The bill provides that, during any period in which the employer's regular
operations are suspended due to an event outside of the employer's control, the
employer is not required to comply with the service employee work scheduling
requirements created in the bill.
The bill authorizes DWD to promulgate rules to apply the protections afforded
under the bill to additional occupations if DWD determines that at least 10 percent
of the individuals employed in an occupation either typically receive notice of
changes to their work schedules less than 14 days before the change takes effect or
regularly experience fluctuations in the number of hours the individuals are
scheduled to work on a daily, weekly, or monthly basis.
The bill provides that an employer may not interfere with, restrain, or deny the
exercise of the right of an employee created in the bill and may not discharge or
discriminate against an employee for enforcing the employee's rights under the bill.
An employee whose rights are violated may file a complaint with DWD, and DWD
must process the complaint in the same manner that employment discrimination
complaints are processed under current law. That processing may include the
ordering of back pay, reinstatement, compensation in lieu of reinstatement, and costs
and attorney fees.
The bill also provides that DWD or an employee whose rights are violated may
bring an action in circuit court against the employer without regard to exhaustion
of any administrative remedy. If the circuit court finds that a violation has occurred,
the employer is liable to the employee for compensatory damages, reasonable
attorney fees and costs, and, under certain circumstances, liquidated damages equal
to 100 percent of the amount of compensatory damages awarded to the employee.
In addition to any damages imposed on an employer in an administrative proceeding
or circuit court action, an employer that willfully violates the protections created in
the bill may be required to forfeit not more than $1,000 for each violation.
For further information see the state and local fiscal estimate, which will be
printed as an appendix to this bill.
The people of the state of Wisconsin, represented in senate and assembly, do
enact as follows:
103.035 of the statutes is created to read:
2103.035 Work schedule flexibility and predictability. (1) Definitions. 3
In this section:
(a) “Bona fide business reason” means a reason that justifies an employer's 5
action and that is based on the employer's determination that taking a different 6
action would have any of the following results:
1. Additional costs to the employer, including costs of lost employee 2
productivity, retaining or hiring employees, or transferring employees between work 3
2. A significant detrimental effect on the employer's ability to meet 5
organizational needs or customer demand.

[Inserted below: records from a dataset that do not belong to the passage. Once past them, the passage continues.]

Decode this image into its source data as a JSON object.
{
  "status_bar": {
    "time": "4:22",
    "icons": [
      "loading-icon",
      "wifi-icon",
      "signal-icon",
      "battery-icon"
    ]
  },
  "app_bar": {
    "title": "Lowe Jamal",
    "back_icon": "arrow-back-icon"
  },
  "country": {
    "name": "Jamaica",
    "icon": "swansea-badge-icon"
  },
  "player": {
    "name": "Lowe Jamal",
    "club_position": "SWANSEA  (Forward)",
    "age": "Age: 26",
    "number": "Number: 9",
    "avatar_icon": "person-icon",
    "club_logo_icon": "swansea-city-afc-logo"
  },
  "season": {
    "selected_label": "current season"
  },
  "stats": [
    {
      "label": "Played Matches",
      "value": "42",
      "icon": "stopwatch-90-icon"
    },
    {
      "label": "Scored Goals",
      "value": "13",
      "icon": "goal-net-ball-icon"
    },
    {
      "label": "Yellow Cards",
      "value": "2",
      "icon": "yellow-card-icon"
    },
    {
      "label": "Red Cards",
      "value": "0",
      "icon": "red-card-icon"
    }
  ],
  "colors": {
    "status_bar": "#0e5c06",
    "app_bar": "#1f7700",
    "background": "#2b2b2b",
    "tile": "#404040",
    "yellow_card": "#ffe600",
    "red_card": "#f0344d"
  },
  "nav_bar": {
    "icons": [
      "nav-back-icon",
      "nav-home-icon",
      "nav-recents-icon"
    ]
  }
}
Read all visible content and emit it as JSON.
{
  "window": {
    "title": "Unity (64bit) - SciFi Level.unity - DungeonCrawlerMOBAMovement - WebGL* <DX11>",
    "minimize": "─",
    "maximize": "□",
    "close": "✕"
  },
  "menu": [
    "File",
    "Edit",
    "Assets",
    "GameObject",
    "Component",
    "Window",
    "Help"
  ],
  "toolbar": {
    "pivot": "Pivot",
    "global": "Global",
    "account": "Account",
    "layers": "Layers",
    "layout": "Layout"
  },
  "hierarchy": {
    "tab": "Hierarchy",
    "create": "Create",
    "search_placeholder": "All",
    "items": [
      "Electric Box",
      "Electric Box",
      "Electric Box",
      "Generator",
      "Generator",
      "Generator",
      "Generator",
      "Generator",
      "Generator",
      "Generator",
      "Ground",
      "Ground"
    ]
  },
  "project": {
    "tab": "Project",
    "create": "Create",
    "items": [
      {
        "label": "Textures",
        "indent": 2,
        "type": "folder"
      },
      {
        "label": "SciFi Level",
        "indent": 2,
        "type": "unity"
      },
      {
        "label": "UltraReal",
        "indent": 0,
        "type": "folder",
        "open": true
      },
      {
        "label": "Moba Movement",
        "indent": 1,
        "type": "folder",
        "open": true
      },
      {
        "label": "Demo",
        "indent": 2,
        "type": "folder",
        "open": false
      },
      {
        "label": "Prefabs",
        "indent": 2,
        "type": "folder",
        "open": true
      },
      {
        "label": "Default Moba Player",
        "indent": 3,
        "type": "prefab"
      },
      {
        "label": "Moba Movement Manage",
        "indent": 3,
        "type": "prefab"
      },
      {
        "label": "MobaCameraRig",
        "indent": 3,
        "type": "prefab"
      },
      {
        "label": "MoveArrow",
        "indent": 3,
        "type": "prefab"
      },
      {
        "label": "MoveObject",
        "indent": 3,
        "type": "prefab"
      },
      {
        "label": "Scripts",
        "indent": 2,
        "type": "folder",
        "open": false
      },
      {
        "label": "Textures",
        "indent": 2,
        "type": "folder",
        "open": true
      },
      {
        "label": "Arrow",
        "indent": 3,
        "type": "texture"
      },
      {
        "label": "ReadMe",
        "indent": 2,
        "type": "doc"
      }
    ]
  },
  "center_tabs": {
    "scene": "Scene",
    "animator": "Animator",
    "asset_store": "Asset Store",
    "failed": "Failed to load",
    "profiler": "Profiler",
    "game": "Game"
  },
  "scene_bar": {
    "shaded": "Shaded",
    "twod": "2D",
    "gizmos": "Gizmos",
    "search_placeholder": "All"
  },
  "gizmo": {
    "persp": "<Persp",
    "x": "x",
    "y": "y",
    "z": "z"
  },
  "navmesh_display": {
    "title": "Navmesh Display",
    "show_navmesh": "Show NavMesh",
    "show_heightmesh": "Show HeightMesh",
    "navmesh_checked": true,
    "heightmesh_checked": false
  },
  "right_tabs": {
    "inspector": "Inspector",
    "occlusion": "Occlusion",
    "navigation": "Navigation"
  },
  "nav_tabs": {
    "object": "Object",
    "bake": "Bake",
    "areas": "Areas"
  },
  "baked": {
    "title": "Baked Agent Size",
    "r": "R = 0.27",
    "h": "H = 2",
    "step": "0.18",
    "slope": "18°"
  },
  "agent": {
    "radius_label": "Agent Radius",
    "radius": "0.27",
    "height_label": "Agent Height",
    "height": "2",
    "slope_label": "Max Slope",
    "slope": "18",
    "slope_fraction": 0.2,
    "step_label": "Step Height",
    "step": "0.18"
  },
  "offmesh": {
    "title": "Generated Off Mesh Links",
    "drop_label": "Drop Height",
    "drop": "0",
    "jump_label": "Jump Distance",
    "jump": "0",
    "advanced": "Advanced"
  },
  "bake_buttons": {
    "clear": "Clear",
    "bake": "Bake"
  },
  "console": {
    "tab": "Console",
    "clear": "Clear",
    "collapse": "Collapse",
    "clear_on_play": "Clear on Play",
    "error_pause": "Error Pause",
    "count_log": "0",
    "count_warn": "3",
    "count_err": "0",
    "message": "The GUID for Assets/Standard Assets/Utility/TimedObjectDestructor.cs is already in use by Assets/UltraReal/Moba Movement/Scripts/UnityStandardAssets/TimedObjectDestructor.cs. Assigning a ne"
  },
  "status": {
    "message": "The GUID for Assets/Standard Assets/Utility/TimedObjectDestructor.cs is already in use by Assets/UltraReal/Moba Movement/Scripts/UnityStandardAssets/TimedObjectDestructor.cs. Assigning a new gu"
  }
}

3. A significant inability of the employer, despite the employer's best efforts, 7
to reorganize work among other employees.
4. A significant detrimental effect on the employer's business performance.
5. Insufficient work during the period an employee proposes to work.
6. Unfairness to other employees who request changes to work schedules if 11
granting all requests would have a significant detrimental effect on the employer's 12
ability to meet organizational needs.
(b) “Child” means an individual who is all of the following:
1. A biological, adopted, or foster child; a stepchild; a legal ward; or a child of 15
a person standing in the place of a parent with respect to that child.
2. An individual to whom any of the following applies:
a. The individual is less than 18 years of age.
b. The individual is 18 years of age or older and is incapable of self-care because 19
of a mental or physical disability.
(c) “Domestic partner” has the meaning given in s. 40.02 (21c) or 770.01 (1).
(d) “Employee” means an employee who is employed by an employer.
(e) “Employer” means an employer that employs at least 15 employees. 23
“Employer” includes the state, its political subdivisions, and any office, department, 24
independent agency, authority, institution, association, society, or other body in state
or local government created or authorized to be created by the constitution or any 2
law, including the legislature and the courts.
(f) “Family member” means any of the following: